- _Task brief_: Omit the pictures, then reproduce every remaining record exactly.

[Collection entries]
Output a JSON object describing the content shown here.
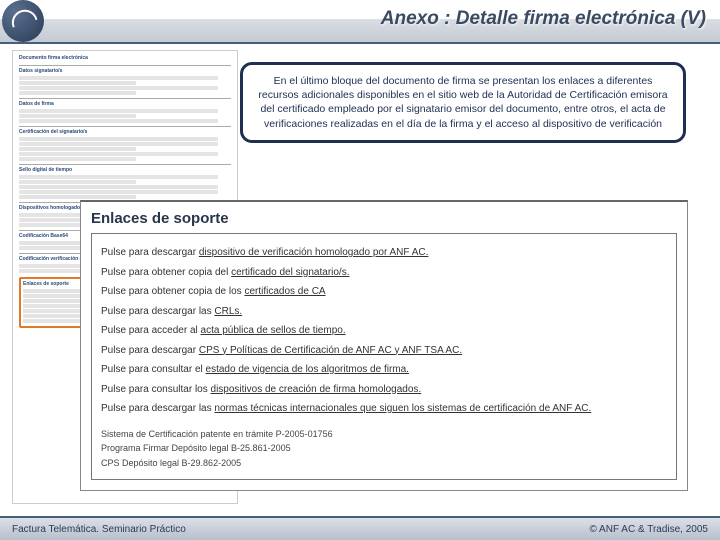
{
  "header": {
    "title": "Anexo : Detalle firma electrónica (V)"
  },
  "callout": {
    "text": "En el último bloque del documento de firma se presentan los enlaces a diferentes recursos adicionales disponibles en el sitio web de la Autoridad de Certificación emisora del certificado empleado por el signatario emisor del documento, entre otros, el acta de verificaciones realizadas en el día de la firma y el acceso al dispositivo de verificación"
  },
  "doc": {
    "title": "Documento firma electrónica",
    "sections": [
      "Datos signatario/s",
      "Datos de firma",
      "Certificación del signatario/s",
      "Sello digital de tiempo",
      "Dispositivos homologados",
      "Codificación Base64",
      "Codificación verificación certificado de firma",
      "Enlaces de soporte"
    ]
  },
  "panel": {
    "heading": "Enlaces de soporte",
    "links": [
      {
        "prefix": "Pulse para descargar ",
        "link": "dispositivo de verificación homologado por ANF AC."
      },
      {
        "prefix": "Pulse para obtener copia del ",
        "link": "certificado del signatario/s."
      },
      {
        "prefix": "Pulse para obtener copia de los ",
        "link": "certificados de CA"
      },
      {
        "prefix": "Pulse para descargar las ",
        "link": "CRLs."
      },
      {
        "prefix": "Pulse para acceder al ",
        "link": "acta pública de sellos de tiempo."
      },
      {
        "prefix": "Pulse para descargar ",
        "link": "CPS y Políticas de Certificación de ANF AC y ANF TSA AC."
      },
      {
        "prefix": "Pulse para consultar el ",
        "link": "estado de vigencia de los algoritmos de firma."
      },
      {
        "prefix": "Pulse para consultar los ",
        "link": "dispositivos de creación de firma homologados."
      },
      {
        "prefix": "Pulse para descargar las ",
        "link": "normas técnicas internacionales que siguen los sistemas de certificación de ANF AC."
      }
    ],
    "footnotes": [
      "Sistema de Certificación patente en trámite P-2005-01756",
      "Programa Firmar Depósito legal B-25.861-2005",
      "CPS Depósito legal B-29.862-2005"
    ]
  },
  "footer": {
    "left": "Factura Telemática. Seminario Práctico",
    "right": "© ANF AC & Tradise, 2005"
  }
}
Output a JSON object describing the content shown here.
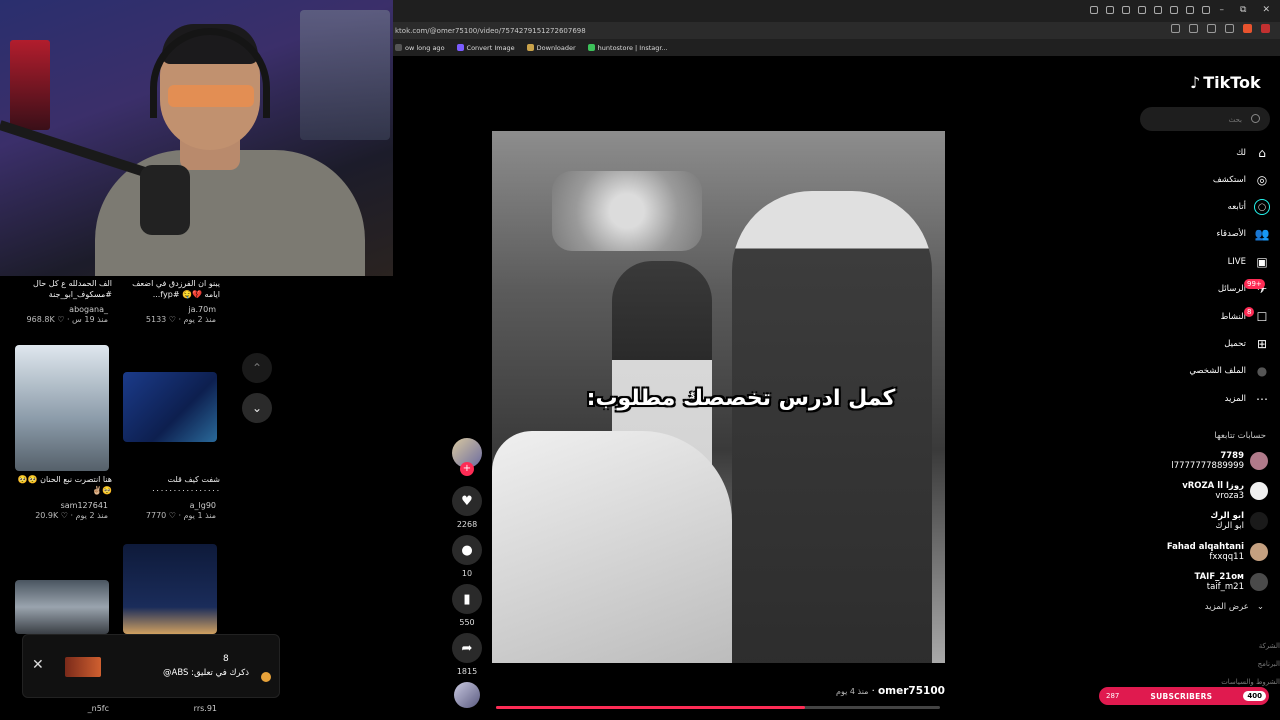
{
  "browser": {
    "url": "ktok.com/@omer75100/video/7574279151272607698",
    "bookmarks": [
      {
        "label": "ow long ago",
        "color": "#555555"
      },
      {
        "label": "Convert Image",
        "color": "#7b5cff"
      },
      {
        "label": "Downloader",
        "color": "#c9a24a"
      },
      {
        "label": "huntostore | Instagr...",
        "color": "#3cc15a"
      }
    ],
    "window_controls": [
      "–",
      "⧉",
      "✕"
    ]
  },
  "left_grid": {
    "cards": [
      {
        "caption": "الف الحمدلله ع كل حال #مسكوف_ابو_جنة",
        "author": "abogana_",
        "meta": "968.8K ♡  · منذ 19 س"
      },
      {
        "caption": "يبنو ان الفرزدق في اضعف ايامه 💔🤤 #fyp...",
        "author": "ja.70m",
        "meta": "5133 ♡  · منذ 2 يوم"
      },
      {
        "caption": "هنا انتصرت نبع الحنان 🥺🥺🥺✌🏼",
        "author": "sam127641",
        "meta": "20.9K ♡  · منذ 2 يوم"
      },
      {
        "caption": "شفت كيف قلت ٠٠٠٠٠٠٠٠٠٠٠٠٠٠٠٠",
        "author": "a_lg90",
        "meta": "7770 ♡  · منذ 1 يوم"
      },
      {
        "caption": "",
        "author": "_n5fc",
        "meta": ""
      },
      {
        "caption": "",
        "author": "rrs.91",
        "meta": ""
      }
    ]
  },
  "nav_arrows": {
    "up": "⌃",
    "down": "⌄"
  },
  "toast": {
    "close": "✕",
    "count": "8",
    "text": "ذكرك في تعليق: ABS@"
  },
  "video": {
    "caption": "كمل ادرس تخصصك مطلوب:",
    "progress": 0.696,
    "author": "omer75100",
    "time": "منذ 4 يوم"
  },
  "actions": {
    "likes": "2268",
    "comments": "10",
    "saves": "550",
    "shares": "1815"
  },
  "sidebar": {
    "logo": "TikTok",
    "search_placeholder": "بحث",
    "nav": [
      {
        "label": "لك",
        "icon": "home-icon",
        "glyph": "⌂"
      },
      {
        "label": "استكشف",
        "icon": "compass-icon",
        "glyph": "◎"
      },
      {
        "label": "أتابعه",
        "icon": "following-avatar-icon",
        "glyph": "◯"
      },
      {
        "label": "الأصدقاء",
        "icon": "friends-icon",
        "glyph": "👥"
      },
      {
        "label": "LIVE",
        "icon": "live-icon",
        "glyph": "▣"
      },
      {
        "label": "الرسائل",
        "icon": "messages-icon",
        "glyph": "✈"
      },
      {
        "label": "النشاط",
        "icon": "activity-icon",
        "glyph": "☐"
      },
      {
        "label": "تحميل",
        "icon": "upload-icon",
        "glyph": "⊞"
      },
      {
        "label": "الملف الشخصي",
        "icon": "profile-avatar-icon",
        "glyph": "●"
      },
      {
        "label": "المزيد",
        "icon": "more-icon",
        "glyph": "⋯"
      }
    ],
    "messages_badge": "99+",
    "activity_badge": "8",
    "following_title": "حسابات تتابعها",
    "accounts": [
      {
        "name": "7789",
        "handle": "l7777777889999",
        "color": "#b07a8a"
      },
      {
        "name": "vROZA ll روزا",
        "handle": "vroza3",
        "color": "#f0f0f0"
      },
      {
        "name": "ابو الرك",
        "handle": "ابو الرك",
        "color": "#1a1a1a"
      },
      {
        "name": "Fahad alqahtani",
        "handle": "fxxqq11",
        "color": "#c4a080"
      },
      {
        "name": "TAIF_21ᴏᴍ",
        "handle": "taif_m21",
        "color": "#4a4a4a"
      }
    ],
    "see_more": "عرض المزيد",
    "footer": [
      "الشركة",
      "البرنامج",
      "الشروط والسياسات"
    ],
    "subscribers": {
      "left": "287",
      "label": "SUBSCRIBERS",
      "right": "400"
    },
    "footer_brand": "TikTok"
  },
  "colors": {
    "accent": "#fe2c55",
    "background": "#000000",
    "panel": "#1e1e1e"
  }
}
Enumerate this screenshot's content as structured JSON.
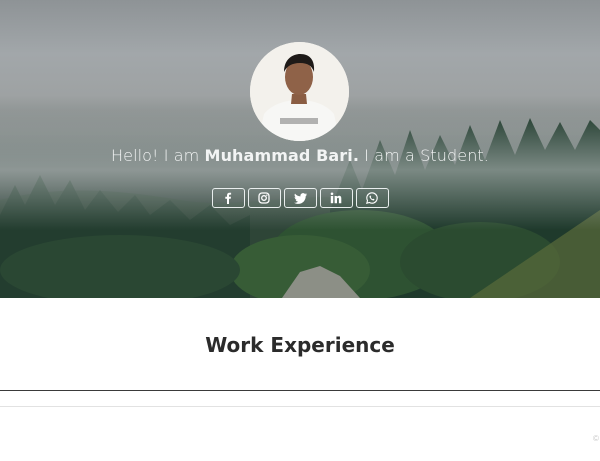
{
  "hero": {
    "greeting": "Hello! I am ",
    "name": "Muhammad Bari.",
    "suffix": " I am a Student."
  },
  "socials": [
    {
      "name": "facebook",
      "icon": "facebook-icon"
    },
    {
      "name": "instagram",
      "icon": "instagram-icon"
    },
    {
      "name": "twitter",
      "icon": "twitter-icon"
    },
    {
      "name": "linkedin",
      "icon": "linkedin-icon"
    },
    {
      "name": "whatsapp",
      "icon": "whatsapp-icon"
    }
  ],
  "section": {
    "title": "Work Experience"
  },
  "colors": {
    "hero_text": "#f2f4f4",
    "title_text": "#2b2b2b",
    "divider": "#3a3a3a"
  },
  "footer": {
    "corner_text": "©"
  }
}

- _Task output_:
Output a JSON object describing the content shown here.
{
  "header": {
    "title": "Anexo : Detalle firma electrónica (V)"
  },
  "callout": {
    "text": "En el último bloque del documento de firma se presentan los enlaces a diferentes recursos adicionales disponibles en el sitio web de la Autoridad de Certificación emisora del certificado empleado por el signatario emisor del documento, entre otros, el acta de verificaciones realizadas en el día de la firma y el acceso al dispositivo de verificación"
  },
  "doc": {
    "title": "Documento firma electrónica",
    "sections": [
      "Datos signatario/s",
      "Datos de firma",
      "Certificación del signatario/s",
      "Sello digital de tiempo",
      "Dispositivos homologados",
      "Codificación Base64",
      "Codificación verificación certificado de firma",
      "Enlaces de soporte"
    ]
  },
  "panel": {
    "heading": "Enlaces de soporte",
    "links": [
      {
        "prefix": "Pulse para descargar ",
        "link": "dispositivo de verificación homologado por ANF AC."
      },
      {
        "prefix": "Pulse para obtener copia del ",
        "link": "certificado del signatario/s."
      },
      {
        "prefix": "Pulse para obtener copia de los ",
        "link": "certificados de CA"
      },
      {
        "prefix": "Pulse para descargar las ",
        "link": "CRLs."
      },
      {
        "prefix": "Pulse para acceder al ",
        "link": "acta pública de sellos de tiempo."
      },
      {
        "prefix": "Pulse para descargar ",
        "link": "CPS y Políticas de Certificación de ANF AC y ANF TSA AC."
      },
      {
        "prefix": "Pulse para consultar el ",
        "link": "estado de vigencia de los algoritmos de firma."
      },
      {
        "prefix": "Pulse para consultar los ",
        "link": "dispositivos de creación de firma homologados."
      },
      {
        "prefix": "Pulse para descargar las ",
        "link": "normas técnicas internacionales que siguen los sistemas de certificación de ANF AC."
      }
    ],
    "footnotes": [
      "Sistema de Certificación patente en trámite P-2005-01756",
      "Programa Firmar Depósito legal B-25.861-2005",
      "CPS Depósito legal B-29.862-2005"
    ]
  },
  "footer": {
    "left": "Factura Telemática. Seminario Práctico",
    "right": "© ANF AC & Tradise, 2005"
  }
}
Output a JSON object describing the content shown here.
{
  "browser": {
    "url": "ktok.com/@omer75100/video/7574279151272607698",
    "bookmarks": [
      {
        "label": "ow long ago",
        "color": "#555555"
      },
      {
        "label": "Convert Image",
        "color": "#7b5cff"
      },
      {
        "label": "Downloader",
        "color": "#c9a24a"
      },
      {
        "label": "huntostore | Instagr...",
        "color": "#3cc15a"
      }
    ],
    "window_controls": [
      "–",
      "⧉",
      "✕"
    ]
  },
  "left_grid": {
    "cards": [
      {
        "caption": "الف الحمدلله ع كل حال #مسكوف_ابو_جنة",
        "author": "abogana_",
        "meta": "968.8K ♡  · منذ 19 س"
      },
      {
        "caption": "يبنو ان الفرزدق في اضعف ايامه 💔🤤 #fyp...",
        "author": "ja.70m",
        "meta": "5133 ♡  · منذ 2 يوم"
      },
      {
        "caption": "هنا انتصرت نبع الحنان 🥺🥺🥺✌🏼",
        "author": "sam127641",
        "meta": "20.9K ♡  · منذ 2 يوم"
      },
      {
        "caption": "شفت كيف قلت ٠٠٠٠٠٠٠٠٠٠٠٠٠٠٠٠",
        "author": "a_lg90",
        "meta": "7770 ♡  · منذ 1 يوم"
      },
      {
        "caption": "",
        "author": "_n5fc",
        "meta": ""
      },
      {
        "caption": "",
        "author": "rrs.91",
        "meta": ""
      }
    ]
  },
  "nav_arrows": {
    "up": "⌃",
    "down": "⌄"
  },
  "toast": {
    "close": "✕",
    "count": "8",
    "text": "ذكرك في تعليق: ABS@"
  },
  "video": {
    "caption": "كمل ادرس تخصصك مطلوب:",
    "progress": 0.696,
    "author": "omer75100",
    "time": "منذ 4 يوم"
  },
  "actions": {
    "likes": "2268",
    "comments": "10",
    "saves": "550",
    "shares": "1815"
  },
  "sidebar": {
    "logo": "TikTok",
    "search_placeholder": "بحث",
    "nav": [
      {
        "label": "لك",
        "icon": "home-icon",
        "glyph": "⌂"
      },
      {
        "label": "استكشف",
        "icon": "compass-icon",
        "glyph": "◎"
      },
      {
        "label": "أتابعه",
        "icon": "following-avatar-icon",
        "glyph": "◯"
      },
      {
        "label": "الأصدقاء",
        "icon": "friends-icon",
        "glyph": "👥"
      },
      {
        "label": "LIVE",
        "icon": "live-icon",
        "glyph": "▣"
      },
      {
        "label": "الرسائل",
        "icon": "messages-icon",
        "glyph": "✈"
      },
      {
        "label": "النشاط",
        "icon": "activity-icon",
        "glyph": "☐"
      },
      {
        "label": "تحميل",
        "icon": "upload-icon",
        "glyph": "⊞"
      },
      {
        "label": "الملف الشخصي",
        "icon": "profile-avatar-icon",
        "glyph": "●"
      },
      {
        "label": "المزيد",
        "icon": "more-icon",
        "glyph": "⋯"
      }
    ],
    "messages_badge": "99+",
    "activity_badge": "8",
    "following_title": "حسابات تتابعها",
    "accounts": [
      {
        "name": "7789",
        "handle": "l7777777889999",
        "color": "#b07a8a"
      },
      {
        "name": "vROZA ll روزا",
        "handle": "vroza3",
        "color": "#f0f0f0"
      },
      {
        "name": "ابو الرك",
        "handle": "ابو الرك",
        "color": "#1a1a1a"
      },
      {
        "name": "Fahad alqahtani",
        "handle": "fxxqq11",
        "color": "#c4a080"
      },
      {
        "name": "TAIF_21ᴏᴍ",
        "handle": "taif_m21",
        "color": "#4a4a4a"
      }
    ],
    "see_more": "عرض المزيد",
    "footer": [
      "الشركة",
      "البرنامج",
      "الشروط والسياسات"
    ],
    "subscribers": {
      "left": "287",
      "label": "SUBSCRIBERS",
      "right": "400"
    },
    "footer_brand": "TikTok"
  },
  "colors": {
    "accent": "#fe2c55",
    "background": "#000000",
    "panel": "#1e1e1e"
  }
}
Enumerate this screenshot's content as structured JSON.
{
  "hero": {
    "greeting": "Hello! I am ",
    "name": "Muhammad Bari.",
    "suffix": " I am a Student."
  },
  "socials": [
    {
      "name": "facebook",
      "icon": "facebook-icon"
    },
    {
      "name": "instagram",
      "icon": "instagram-icon"
    },
    {
      "name": "twitter",
      "icon": "twitter-icon"
    },
    {
      "name": "linkedin",
      "icon": "linkedin-icon"
    },
    {
      "name": "whatsapp",
      "icon": "whatsapp-icon"
    }
  ],
  "section": {
    "title": "Work Experience"
  },
  "colors": {
    "hero_text": "#f2f4f4",
    "title_text": "#2b2b2b",
    "divider": "#3a3a3a"
  },
  "footer": {
    "corner_text": "©"
  }
}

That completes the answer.